Anna Neena George
Biological diversity deals with the degree of nature’s variety in the biosphere. This variety can be observed at three levels – genetic diversity – the genetic variability within a species; the variety of species within a community, and the organization of species in an area into distinctive plant and animal communities.
In most science textbooks, a lesson on biodiversity more often than not begins with definitions and teachers too religiously follow this method of teaching. The textbook also deals with the number of species and goes on to talk about species that are rare, extinct, endemic, endangered, threatened, ex-situ or in-situ conservation, and hotspots of biodiversity. All these are new and high sounding terms. Students probably think, ‘Why do we have to learn about so many plants and animals?’, ‘Why learn so many new terms?’, ‘Are these important for exams’? This approach to teaching biodiversity gives a totally theoretical idea about this very important field, turning it into something that is devoid of any relationship to real life. The students may certainly memorize all these facts and still remain ignorant about the biodiversity existing around them. The fact that we owe the variety of food that we eat to biodiversity is never touched upon in a way that would impact the students.
The two main ideas to be presented are: biodiversity is found everywhere and biodiversity makes life on earth possible. The objective is to create awareness about the bounty of biodiversity on earth which students are not conscious of and to impress upon them the responsibility to use it judiciously, conserve it for future generations to ensure life on earth.

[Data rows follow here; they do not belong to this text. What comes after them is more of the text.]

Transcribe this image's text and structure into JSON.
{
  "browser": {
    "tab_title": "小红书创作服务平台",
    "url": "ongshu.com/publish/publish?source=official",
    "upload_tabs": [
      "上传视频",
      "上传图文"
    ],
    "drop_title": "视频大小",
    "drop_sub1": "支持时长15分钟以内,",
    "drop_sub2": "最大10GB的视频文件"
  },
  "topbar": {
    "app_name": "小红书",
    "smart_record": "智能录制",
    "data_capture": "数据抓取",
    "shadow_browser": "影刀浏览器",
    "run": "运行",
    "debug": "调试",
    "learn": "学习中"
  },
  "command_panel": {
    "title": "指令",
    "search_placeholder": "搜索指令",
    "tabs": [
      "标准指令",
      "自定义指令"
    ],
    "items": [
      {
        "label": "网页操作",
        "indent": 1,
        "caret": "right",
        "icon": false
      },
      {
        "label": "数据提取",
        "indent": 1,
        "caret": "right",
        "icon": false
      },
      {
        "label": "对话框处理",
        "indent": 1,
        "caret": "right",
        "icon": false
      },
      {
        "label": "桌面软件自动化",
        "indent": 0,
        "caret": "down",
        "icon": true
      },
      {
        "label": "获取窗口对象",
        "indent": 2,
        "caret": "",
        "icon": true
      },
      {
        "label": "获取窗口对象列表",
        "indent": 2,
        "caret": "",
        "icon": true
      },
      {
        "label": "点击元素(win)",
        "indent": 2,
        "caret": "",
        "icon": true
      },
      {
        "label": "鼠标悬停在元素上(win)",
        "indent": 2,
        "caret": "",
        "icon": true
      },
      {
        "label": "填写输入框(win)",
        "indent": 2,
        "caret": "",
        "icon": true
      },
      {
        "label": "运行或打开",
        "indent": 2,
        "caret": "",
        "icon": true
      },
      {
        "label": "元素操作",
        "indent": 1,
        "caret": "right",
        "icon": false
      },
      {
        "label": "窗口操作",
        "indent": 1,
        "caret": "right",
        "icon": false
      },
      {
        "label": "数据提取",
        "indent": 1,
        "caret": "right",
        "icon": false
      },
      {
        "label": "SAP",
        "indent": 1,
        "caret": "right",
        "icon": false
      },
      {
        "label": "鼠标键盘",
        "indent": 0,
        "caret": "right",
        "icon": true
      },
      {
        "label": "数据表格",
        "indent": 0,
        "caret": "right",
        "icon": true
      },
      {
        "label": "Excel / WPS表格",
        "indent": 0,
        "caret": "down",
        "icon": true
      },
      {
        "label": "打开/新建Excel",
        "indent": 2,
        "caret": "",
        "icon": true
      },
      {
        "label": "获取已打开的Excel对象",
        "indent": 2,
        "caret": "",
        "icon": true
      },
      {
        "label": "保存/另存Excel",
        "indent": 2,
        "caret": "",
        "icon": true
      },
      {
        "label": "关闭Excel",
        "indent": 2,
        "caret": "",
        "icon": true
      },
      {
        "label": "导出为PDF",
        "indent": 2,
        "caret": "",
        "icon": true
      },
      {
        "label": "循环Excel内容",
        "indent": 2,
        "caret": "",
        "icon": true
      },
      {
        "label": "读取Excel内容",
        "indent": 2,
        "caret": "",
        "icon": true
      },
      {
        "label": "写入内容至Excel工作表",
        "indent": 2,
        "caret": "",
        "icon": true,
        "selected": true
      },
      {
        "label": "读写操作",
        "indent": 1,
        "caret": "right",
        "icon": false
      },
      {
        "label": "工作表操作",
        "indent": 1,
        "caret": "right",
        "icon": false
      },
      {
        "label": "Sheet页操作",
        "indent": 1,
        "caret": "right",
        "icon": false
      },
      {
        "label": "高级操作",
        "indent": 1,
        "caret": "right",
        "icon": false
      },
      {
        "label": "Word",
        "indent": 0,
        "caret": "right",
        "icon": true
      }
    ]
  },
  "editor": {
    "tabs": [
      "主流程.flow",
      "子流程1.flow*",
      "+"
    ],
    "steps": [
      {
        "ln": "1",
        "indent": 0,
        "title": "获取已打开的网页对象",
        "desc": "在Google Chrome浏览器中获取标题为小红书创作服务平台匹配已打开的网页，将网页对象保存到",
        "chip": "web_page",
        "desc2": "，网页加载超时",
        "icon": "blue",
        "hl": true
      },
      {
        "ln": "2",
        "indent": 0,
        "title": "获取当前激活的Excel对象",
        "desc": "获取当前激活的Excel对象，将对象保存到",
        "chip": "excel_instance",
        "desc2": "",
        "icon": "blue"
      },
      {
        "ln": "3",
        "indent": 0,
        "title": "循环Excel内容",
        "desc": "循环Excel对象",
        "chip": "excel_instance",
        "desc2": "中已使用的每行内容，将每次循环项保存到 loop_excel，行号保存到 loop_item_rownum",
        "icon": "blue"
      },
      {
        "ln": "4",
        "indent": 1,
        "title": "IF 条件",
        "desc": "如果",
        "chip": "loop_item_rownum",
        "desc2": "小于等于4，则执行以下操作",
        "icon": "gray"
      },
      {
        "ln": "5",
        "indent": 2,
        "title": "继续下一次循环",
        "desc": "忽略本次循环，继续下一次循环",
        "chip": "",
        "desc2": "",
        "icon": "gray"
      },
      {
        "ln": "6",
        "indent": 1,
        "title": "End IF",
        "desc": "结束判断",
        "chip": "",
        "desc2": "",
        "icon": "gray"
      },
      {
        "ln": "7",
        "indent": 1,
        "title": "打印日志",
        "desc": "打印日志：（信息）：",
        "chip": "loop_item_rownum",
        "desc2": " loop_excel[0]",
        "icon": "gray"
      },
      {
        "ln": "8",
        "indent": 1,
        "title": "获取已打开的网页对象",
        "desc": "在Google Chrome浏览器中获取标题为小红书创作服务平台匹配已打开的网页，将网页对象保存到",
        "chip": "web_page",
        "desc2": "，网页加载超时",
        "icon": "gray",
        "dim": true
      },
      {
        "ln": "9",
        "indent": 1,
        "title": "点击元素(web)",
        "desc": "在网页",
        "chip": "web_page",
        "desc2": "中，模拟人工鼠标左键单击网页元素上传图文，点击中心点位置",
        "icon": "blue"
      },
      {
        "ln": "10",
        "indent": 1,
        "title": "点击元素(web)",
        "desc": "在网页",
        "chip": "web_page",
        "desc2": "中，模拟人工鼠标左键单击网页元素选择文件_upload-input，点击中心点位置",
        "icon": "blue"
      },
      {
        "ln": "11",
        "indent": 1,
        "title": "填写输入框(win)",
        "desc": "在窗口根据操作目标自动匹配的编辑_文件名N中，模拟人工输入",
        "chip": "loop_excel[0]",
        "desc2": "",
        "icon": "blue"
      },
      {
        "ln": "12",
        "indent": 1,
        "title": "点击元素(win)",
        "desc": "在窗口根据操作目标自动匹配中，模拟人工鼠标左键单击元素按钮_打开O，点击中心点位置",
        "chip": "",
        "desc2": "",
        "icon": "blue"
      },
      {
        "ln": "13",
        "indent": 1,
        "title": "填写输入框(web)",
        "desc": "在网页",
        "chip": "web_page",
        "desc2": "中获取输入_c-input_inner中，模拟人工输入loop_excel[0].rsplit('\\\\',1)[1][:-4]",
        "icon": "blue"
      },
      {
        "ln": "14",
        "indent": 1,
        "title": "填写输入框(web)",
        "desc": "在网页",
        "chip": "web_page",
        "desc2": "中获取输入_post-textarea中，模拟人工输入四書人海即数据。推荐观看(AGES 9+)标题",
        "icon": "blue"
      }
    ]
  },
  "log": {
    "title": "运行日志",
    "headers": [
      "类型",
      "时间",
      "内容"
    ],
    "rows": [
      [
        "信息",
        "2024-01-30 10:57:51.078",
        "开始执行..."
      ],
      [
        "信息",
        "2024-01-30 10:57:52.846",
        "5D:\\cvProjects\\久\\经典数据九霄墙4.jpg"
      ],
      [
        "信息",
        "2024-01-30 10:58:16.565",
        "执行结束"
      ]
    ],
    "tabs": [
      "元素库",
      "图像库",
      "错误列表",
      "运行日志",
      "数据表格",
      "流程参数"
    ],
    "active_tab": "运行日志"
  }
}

Nature has the innate ability to rejuvenate and sustain life on earth and biodiversity is the key element which aids nature to do it. The study of biodiversity reveals these secrets of nature to the students rather than a few definitions.
The author is Associate Professor at GVM’s Dr. Dada Vaidya College of Education, Ponda, Goa. She can be reached at firstname.lastname@example.org.